Desert shrubs have various adaptations to help them survive in their environment. Many have very small leaves, which limits the surface area that can be damaged by the sun. Small leaves also help the plant lose less water through evaporation, since it’s a smaller surface area. Many shrubs also have thick, leathery leaves that help prevent water loss. Some shrubs, like sage, are very aromatic, and can have a bitter taste, which discourages animals from eating them.
Scientific Name: Fallugia paradoxa
Size (height): up to 6 feet (1.8 m) tall
Habitat: Lowland riparian, mixed desert shrub, pinyon-juniper. It is found throughout the park but is especially abundant in Grand Wash and Capitol Gorge.
Flowering Season: April - August
Range: Utah, New Mexico, and Arizona
Description: Apache Plume has scaly bark, wedge shaped leaves, and white flowers with five petals. To the Eurpoean Americans who gave the plant its common name, Apache Plume, the feathery seeds resembled headdresses of the Apache People. Apache plume is an important browse plant for big game.
Scientific Name: Purshia mexicana
Size (height): 1.5-10 ft (0.5-3.0 m) tall
Habitat: Mixed desert shrub, pinyon-juniper, mixed conifer. It is found throughout the park but is especially abundant in Grand Wash and Capitol Gorge.
Flowering Season: May - June
Range: Utah, Colorado, New Mexico, Arizona, California, and Nevada
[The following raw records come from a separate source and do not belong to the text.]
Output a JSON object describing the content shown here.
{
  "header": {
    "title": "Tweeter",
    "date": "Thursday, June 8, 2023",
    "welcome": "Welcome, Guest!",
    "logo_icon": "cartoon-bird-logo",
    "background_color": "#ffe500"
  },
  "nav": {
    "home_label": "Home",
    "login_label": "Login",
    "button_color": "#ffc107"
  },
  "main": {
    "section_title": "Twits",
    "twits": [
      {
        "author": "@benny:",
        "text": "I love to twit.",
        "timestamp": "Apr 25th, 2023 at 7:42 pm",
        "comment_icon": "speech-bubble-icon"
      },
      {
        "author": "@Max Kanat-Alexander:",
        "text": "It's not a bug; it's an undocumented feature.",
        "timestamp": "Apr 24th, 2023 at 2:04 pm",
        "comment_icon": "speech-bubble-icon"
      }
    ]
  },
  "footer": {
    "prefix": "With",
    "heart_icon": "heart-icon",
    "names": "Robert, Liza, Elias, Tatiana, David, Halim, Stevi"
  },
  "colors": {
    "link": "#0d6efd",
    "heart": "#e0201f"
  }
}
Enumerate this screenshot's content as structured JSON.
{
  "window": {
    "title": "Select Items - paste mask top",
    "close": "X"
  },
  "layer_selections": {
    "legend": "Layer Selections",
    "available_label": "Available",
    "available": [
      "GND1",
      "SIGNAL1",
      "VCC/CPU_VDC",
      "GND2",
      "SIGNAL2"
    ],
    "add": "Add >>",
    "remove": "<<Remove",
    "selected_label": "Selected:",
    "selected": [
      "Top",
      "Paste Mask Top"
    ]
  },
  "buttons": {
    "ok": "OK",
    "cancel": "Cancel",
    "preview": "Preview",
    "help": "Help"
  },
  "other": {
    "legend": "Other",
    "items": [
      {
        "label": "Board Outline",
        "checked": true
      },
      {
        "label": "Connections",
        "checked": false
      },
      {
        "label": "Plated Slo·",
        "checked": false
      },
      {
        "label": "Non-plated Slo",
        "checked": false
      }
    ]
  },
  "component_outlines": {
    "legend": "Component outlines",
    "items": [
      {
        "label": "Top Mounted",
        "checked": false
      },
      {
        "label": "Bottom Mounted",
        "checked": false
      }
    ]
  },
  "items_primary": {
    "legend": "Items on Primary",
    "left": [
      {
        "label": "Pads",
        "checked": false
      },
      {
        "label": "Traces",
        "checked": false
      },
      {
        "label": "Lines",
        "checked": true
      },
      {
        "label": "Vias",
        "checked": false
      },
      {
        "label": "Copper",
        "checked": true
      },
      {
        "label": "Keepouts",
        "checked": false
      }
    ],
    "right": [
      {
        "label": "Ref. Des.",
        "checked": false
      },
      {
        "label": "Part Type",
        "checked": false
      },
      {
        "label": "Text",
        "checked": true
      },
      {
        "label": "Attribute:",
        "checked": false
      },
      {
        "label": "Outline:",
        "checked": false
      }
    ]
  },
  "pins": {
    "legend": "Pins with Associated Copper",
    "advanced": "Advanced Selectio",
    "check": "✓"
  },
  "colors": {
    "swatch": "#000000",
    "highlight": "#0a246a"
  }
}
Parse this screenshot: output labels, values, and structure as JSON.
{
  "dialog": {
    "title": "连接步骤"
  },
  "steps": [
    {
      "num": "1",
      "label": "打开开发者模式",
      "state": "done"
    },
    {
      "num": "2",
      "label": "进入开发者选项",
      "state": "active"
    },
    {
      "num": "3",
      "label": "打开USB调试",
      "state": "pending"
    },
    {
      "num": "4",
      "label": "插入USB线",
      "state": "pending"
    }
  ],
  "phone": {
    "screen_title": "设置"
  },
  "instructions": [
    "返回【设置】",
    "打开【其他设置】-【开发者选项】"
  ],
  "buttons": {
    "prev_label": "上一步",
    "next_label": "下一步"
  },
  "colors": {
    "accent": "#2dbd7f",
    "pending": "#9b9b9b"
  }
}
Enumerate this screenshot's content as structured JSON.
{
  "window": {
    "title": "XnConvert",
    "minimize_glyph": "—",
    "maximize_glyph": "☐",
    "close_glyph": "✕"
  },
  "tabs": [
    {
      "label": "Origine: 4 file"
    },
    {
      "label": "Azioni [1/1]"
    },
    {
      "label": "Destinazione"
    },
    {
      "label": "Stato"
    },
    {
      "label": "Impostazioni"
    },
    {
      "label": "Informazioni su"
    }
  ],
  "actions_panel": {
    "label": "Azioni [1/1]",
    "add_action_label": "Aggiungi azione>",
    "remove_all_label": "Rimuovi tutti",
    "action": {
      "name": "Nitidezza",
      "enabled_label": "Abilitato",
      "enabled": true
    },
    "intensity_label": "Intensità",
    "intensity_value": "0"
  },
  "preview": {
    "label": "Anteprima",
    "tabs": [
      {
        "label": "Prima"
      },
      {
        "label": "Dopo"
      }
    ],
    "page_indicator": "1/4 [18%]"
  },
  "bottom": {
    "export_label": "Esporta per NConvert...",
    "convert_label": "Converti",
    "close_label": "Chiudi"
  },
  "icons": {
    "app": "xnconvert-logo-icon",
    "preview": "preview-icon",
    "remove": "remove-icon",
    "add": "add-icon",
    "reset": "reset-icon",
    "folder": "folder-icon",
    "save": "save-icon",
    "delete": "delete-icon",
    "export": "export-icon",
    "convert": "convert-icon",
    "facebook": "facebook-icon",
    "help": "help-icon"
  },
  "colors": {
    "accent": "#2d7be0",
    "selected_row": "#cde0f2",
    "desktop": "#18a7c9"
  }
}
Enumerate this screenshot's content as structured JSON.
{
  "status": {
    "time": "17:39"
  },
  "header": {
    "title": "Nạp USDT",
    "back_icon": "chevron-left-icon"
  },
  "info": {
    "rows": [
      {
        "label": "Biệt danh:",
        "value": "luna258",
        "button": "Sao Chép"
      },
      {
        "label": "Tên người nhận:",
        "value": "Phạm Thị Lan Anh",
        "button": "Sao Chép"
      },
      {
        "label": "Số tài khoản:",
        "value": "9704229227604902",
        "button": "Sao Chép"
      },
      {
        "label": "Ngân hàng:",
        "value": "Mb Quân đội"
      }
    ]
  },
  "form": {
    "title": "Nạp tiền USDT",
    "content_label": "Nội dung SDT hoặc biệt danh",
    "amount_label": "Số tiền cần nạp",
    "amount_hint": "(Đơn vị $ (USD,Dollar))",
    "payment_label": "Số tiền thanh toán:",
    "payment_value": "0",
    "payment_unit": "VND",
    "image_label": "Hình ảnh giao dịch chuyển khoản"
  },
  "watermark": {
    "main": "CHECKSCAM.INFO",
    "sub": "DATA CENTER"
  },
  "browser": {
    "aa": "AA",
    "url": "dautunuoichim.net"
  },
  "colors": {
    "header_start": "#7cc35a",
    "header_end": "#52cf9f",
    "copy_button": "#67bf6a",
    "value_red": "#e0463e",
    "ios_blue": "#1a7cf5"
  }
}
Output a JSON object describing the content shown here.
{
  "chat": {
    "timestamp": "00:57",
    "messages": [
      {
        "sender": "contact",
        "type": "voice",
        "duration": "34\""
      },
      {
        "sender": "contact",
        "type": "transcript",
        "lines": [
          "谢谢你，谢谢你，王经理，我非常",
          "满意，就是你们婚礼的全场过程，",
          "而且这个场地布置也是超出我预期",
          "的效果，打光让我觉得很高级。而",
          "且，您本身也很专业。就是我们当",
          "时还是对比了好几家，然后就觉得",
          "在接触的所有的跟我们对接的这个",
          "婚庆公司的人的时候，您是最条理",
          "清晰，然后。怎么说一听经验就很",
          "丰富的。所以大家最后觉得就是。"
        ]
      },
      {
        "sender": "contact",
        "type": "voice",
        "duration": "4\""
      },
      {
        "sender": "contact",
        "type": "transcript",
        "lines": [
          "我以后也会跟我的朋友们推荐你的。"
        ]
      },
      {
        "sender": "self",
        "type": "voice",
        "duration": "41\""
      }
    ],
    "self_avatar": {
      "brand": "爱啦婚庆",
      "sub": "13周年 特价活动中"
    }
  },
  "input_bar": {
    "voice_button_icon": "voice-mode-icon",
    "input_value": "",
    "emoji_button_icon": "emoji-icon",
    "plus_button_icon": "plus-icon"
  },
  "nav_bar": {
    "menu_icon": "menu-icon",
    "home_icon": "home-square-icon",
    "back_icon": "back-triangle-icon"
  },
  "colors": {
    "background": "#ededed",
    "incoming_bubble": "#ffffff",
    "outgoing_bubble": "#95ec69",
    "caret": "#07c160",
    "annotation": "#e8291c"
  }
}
Description: Cliffrose has numerous branches with shredded bark which has been used by native people for weaving sandals, mats and other items. It has aromatic, five-lobed leaves which are green above and whitish below due to a coating of fine hairs. The leaves are coated with a resin that gives them a bitter taste. However, the shrub is generally palatable to large ungulates and is an important browse plant. Flowers are white to yellowish with five petals.
Scientific Name: Atriplex canescens
Great Basin Sagebrush
Scientific Name: Artemisia tridentata var. tridentata
Scientific Name: Ephedra viridis var. viridis
Scientific Name: Shepherdia rotundifolia
Size (height & diameter): 3-6 ft (0.9-1.8 m) tall & 3-12 ft (0.9-3.7 m) wide
Habitat: Widespread throughout the park on hillsides, slickrock, and canyon bottoms in mixed desert shrub and pinyon-juniper woodlands.
Flowering Season: May - July
Range: Endemic to the Colorado Plateau occurring in Utah, Arizona, and Colorado.
Description: The species name, rotundifolia, refers to its round leaves which are leathery and silvery green above and whitish below due to a dense covering of short hairs. The tiny yellow flowers grow in clusters in leaf axils. The roundleaf buffaloberry is adapted to poor soils. The berries were used by native tribes to make pemmican, a combination of dried meat, berries, fat, and other ingredients, that stores well and is a high energy food. Settlers also used the berries to make a sauce for buffalo (bison) meat.
Scientific Name: Ericameria nauseosa
Size (height & diameter): up to 6 ft (1.8 m) tall
Habitat: Widespread throughout the park on hillsides, benches and canyon bottoms in desert scrub, sagebrush, and pinyon-juniper woodlands.
Flowering Season: August - October
Range: throughout the western United States north to Canada and south to Mexico
Description: Its stems are grayish green, straight, and relatively parallel with very narrow green leaves. Flowers are bright yellow and plentiful. The sap of this plant can be used to create a rubbery latex.
Last updated: April 20, 2020